In a concise, two-paragraph order recently issued by the Superior Court of California, County of San Francisco, the court dismissed a class action complaint against Craigslist, Inc., alleging that the company’s procedures of gathering personal identifying information (PII) in connection with the sale of advertisements violates California Civil Code § 1747.08, commonly known as the Song-Beverly Credit Card Act of 1971 (the Act).1
The Act prohibits businesses from requesting or requiring consumers to provide PII during a credit card transaction. The Act defines PII as including the cardholder’s address and telephone number, and in a recent case, the California Supreme Court held that even ZIP codes constitute personal identification information that cannot be requested during a credit card transaction.2 Class actions against Californian retailers based on alleged violations of the Act have become commonplace, and Nordstrom, Williams Sonoma, Bed Bath & Beyond, Pottery Barn, and many others have been involved in suits alleging violations of the Act.
In Gonor v. Craigslist, the plaintiff contended that Craigslist violated the Act by requiring individuals who post paid advertisements on the site to submit certain personal information – name, home address, telephone number, and email address – when they pay for the ad using a credit card. Such information, the plaintiff alleged, is not collected for free advertisements posted on the site. Particularly troublesome to the plaintiff was that the information collected was contact information, not billing information, which in the plaintiff’s estimation would not have been necessary to process the credit card transaction. The plaintiff further noted in the complaint that a transaction would not proceed until a personal home address and contact telephone number were entered. He further alleged that Craigslist keeps records of the personal information it gathers and claimed damages in excess of $5,000,000.
Although the Act makes no specific reference to online credit card transactions, the California courts have previously determined that the Act does not apply to retail transactions made over the Internet. In Saulic v. Symantec Corp., 596 F. Supp. 2d 1323, 1333 (CD Cal. 2009), the US District Court for the Central District of California ruled that online consumer transactions are not encompassed within the Act. The court noted that Act’s main purpose is to address the misuse of personal information for marketing purposes, and it was “specifically passed with a brick-and-mortar merchant environment in mind.” The court further noted that preventing the unlawful collection of PII for marketing purposes must be balanced against the lawful collection of PII to prevent fraud.
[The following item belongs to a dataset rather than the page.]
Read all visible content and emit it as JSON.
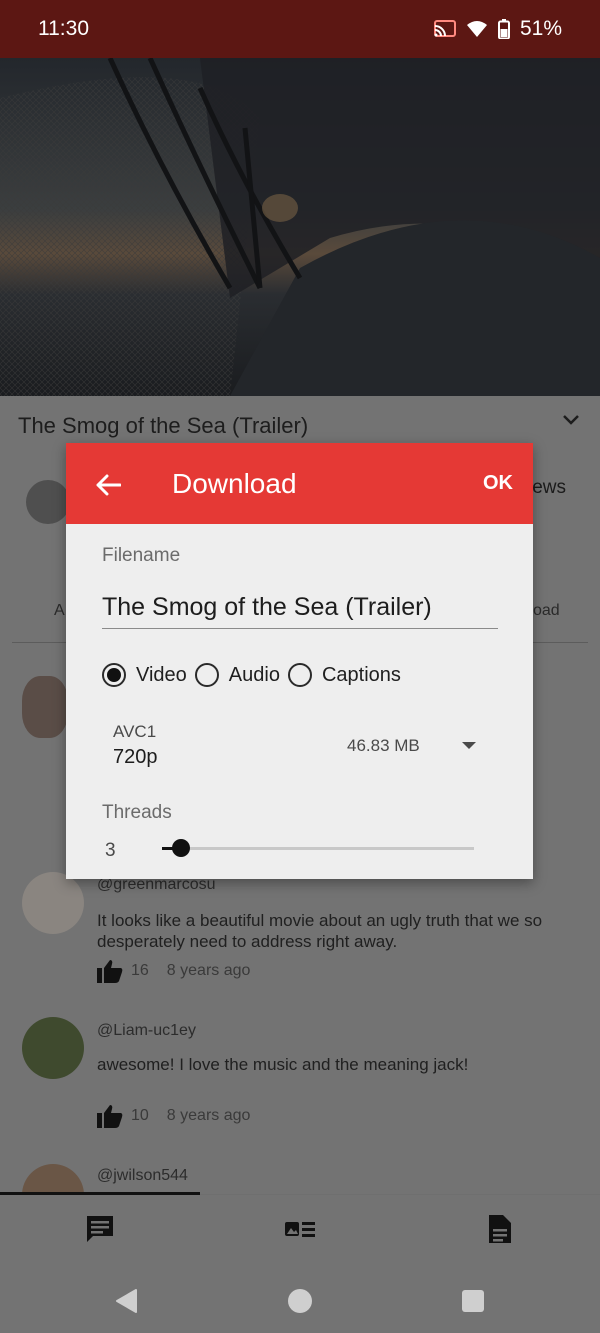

Because of the unique fraud concerns created by online consumer transactions, such transactions, like refund transactions in retail stores, fall outside the purview of the Act.
In keeping with the Saulic Court’s holding, the Gonor Court ruled that “the applicable case law, legislative intent and public policy indicate that such transactions are not, and should not be, encompassed by Section 1747.08.” The court in Gonor therefore dismissed the complaint without leave to amend.